Cataracts are the clouding of your eye’s lens, and are one of the most common eye conditions. Generally, they are caused by age-related factors, but they can also develop early due to trauma, certain types of medications or systemic conditions like diabetes. They usually develop slowly over your lifetime until they reach a stage where they inhibit your vision enough to make cataract surgery necessary. When you come in for your comprehensive eye examination, our optometrist will check your lenses and vision for cataracts and determine whether cataract surgery is likely to be needed in the near future. When your cataracts reach the stage that they are operable, we will refer you to an ophthalmologist who will manage the surgery and early post-operative care.
Diabetes is a condition that affects your body’s blood vessels. Because your optometrist is able to directly evaluate your blood vessels during your eye examination, she is able to look for changes in your eyes related to diabetes. Ocular changes are significant because they can lead to significant vision loss or permanent blindness. On a more mild level, eye changes can be the first sign that your medications are not working as they should be, which warrants a referral back to your primary care provider.

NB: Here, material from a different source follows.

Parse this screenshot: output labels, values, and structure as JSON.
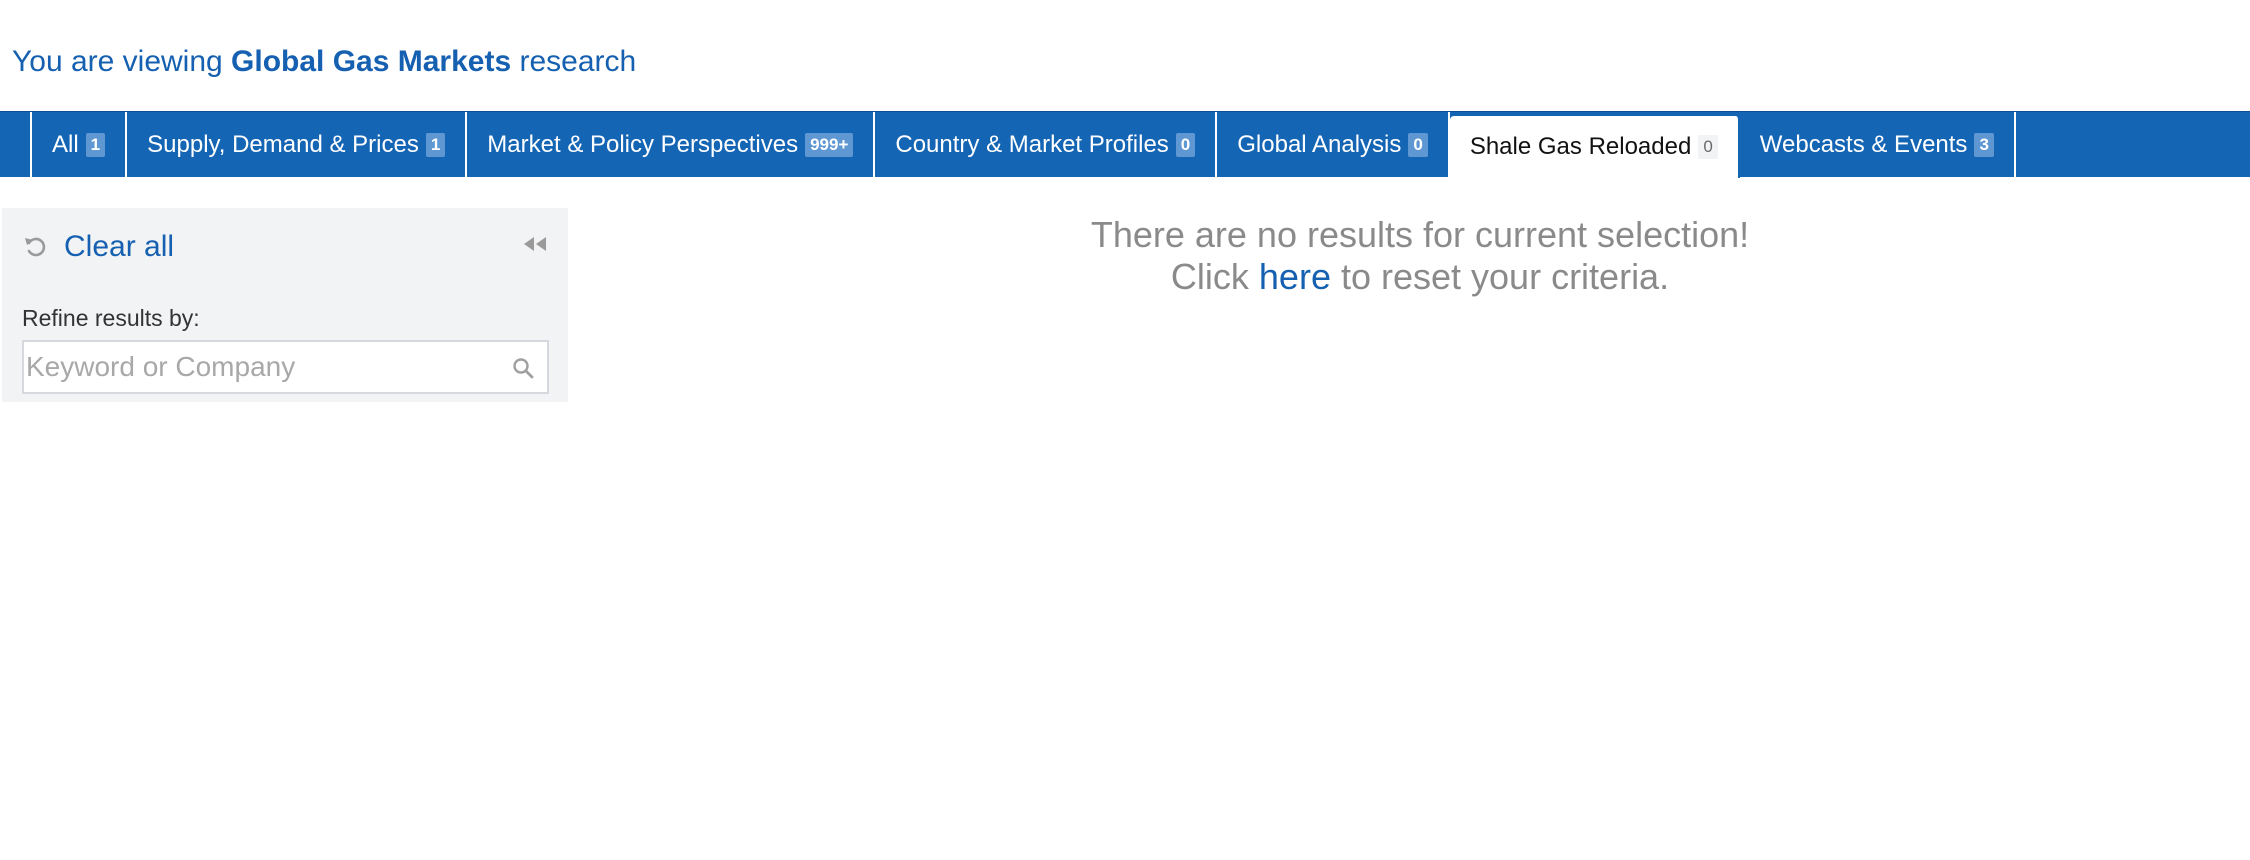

Moderate to severe changes may need to be referred to an ophthalmologist for evaluation and treatment in the form of laser or injections. Diabetes Canada recommends annual diabetic eye exams for patients with type I and type II diabetes.

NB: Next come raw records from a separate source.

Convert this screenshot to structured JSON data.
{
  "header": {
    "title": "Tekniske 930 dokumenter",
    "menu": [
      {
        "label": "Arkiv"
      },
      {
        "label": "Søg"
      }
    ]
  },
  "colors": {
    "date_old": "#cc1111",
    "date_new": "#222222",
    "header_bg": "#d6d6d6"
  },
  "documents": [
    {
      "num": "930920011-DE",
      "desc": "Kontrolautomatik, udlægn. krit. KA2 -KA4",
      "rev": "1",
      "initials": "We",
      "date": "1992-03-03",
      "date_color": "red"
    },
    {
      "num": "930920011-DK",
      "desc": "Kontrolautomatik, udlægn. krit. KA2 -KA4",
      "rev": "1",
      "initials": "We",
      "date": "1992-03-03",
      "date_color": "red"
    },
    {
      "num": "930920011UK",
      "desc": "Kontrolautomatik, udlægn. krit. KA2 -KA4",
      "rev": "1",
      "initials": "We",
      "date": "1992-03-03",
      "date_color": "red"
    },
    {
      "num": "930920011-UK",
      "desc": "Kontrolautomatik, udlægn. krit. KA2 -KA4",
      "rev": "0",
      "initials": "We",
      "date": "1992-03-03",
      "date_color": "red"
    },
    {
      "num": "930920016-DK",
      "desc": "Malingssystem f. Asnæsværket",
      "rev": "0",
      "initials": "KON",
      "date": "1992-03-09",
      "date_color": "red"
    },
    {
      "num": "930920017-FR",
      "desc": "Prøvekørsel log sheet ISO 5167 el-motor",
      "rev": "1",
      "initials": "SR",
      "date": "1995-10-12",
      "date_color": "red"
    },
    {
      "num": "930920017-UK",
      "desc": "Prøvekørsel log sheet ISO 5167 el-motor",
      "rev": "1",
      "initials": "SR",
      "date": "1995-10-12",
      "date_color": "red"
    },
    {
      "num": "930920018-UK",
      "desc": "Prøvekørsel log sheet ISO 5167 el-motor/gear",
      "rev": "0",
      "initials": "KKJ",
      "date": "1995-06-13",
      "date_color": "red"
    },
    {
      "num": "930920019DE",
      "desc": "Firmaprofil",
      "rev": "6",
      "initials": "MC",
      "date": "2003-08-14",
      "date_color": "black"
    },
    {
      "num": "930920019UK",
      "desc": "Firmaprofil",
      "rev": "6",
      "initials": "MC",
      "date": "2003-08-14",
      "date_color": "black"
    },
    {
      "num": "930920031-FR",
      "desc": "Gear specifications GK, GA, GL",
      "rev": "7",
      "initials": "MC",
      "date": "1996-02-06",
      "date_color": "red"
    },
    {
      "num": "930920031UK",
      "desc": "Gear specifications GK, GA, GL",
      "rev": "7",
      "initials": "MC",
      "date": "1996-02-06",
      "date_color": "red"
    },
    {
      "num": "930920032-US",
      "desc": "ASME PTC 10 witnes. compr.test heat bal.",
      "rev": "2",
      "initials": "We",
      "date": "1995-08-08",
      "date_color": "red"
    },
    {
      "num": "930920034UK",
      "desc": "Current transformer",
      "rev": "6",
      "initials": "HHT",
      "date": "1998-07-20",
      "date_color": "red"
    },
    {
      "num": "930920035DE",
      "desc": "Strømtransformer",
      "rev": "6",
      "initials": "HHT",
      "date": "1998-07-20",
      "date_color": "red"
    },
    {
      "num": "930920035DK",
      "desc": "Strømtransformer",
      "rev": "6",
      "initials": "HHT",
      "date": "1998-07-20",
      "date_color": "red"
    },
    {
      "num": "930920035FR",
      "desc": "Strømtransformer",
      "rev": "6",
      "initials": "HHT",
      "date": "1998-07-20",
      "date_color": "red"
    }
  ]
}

Age-Related Macular Degeneration (ARMD/AMD)
Age related macular degeneration is the leading cause of blindness among elderly people in Canada. It is most common in patients with either a family history of the condition or a history of cigarette smoking. Macular degeneration involves the development of deposits (drusen) within the layers of the eye. These deposits can cause distortion or complete vision loss. Macular degeneration can be classified as wet or dry. There is no cure for either condition, but wet macular degeneration may be treated by an ophthalmologist with intra-ocular injections to prevent progression.
Unstable blood pressure can cause significant harm to your blood vessels and this damage includes the arteries and veins in your eyes. Hypertensive retinopathy is a leading cause of vision loss in the United States. High or variable blood pressure can cause ocular strokes, leaking blood vessels and permanent vision loss. If you have high or low blood pressure it is important to discuss risk factors with your optometrist so that they can manage these eye conditions.

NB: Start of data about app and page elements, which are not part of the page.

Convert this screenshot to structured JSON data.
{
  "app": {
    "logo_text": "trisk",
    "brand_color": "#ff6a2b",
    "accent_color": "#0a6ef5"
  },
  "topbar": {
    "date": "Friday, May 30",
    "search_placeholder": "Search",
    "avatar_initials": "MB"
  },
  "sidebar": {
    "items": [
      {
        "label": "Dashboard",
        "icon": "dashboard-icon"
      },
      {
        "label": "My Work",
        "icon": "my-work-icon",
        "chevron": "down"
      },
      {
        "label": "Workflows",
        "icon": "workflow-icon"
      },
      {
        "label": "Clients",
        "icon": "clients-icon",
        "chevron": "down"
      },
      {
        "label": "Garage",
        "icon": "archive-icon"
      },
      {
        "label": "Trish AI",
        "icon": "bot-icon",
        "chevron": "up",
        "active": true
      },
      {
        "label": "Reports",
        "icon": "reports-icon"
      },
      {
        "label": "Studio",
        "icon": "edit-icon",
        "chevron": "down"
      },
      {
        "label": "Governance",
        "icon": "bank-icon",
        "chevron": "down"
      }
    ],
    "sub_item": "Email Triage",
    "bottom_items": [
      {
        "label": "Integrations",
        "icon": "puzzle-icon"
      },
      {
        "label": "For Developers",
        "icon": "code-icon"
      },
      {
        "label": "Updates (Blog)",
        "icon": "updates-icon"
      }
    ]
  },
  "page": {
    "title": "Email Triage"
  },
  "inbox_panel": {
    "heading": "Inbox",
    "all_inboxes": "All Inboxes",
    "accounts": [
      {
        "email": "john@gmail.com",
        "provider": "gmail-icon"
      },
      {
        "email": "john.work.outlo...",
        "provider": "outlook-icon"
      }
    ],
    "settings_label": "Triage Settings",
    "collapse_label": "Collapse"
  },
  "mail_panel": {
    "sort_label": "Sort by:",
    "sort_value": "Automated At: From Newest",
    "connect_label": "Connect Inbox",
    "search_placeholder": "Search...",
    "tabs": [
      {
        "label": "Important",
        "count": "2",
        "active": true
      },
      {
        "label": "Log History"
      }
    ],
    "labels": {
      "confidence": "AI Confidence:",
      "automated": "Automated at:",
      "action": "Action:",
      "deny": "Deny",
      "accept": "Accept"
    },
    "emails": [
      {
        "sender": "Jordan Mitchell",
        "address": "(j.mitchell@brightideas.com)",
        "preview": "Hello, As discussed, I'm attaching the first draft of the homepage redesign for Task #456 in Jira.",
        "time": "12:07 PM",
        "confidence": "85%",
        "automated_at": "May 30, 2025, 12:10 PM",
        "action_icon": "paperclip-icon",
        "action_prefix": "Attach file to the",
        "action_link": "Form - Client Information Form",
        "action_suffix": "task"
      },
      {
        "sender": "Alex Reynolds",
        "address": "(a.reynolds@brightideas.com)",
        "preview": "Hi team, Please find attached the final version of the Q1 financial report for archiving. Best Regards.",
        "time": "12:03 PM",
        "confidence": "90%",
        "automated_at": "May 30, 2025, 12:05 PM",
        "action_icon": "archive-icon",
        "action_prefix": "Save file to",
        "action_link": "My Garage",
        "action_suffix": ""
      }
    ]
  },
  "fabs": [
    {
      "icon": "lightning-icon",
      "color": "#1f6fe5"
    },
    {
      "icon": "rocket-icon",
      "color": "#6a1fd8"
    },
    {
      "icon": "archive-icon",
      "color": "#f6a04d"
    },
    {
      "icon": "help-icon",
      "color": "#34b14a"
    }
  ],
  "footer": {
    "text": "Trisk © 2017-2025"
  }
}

Dry eye is a very common condition in Northern Alberta. It can be caused by environmental or health factors and results in damage to the front surface of the eye. Signs and symptoms can vary greatly from person to person and treatment plans are generally linked to the underlying cause. Age, systemic diseases, screen use, heat systems, humidity, and diet can all contribute to developing dry eye.